“The snowpack, in the context of the western US and specifically in California, is really critical for our water supply,” says Safeeq Khan, a professor at University of California, Merced, who researches the climate crisis and water sustainability. “The snowpack sits on the mountain and melts in the spring and early summer. That provides the buffer to overcome the extreme summer heat,” he explains.
But in recent years, even during wet winters, he says, the snowpack wasn’t as strong as it used to be. This year, even before the summer, it is already nearly gone. The melt has also produced less runoff than expected, meaning less trickled into streams, rivers, and reservoirs.
In the Sacramento area, Lake Orville is the linchpin of a system of reservoirs and aqueducts that helps provide drinking water, sustains endangered salmon, and irrigates a quarter of the nation’s crops. The lake is shrinking rapidly and is expected to reach a record low this summer. Over the Memorial Day weekend, houseboats were seen sitting on concrete blocks.

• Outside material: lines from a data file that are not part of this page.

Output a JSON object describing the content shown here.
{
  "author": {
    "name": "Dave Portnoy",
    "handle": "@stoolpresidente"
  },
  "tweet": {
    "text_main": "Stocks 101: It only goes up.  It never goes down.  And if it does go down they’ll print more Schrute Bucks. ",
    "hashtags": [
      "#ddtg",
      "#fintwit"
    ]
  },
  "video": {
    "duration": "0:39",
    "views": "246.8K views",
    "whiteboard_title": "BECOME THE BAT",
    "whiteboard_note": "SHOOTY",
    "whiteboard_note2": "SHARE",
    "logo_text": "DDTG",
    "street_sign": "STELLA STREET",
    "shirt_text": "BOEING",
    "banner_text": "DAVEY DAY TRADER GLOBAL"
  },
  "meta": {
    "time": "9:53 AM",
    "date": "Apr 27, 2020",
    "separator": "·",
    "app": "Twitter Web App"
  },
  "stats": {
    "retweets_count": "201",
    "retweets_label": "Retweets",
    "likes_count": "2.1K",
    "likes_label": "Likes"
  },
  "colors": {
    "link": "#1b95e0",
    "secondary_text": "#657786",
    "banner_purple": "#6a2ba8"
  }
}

In nearby Folsom Lake, the usually very busy boat docks are sitting on dry land. Further North, campers at Shasta Lake are camping on the dry and dusty banks of the great lake.
The water is so low at Lake Mendocino that state officials had to reduce the amount of water flowing to Central Valley farmers But the effects of the drought go way beyond boat-goers and campers. The San Francisco Bay needs fresh water from the reservoirs to keep out the saltwater that harms freshwater fish and crops. And the state needs the water from the dams to produce hydroelectric power.
It is expected by late August that state officials will have to shut down the electrical station at the Lake which could again contribute to rolling electric blackouts across the state.
In addition, California is already in a state of emergency regarding the threat of a wildfire season worse than last year, which burned near 4 million acres.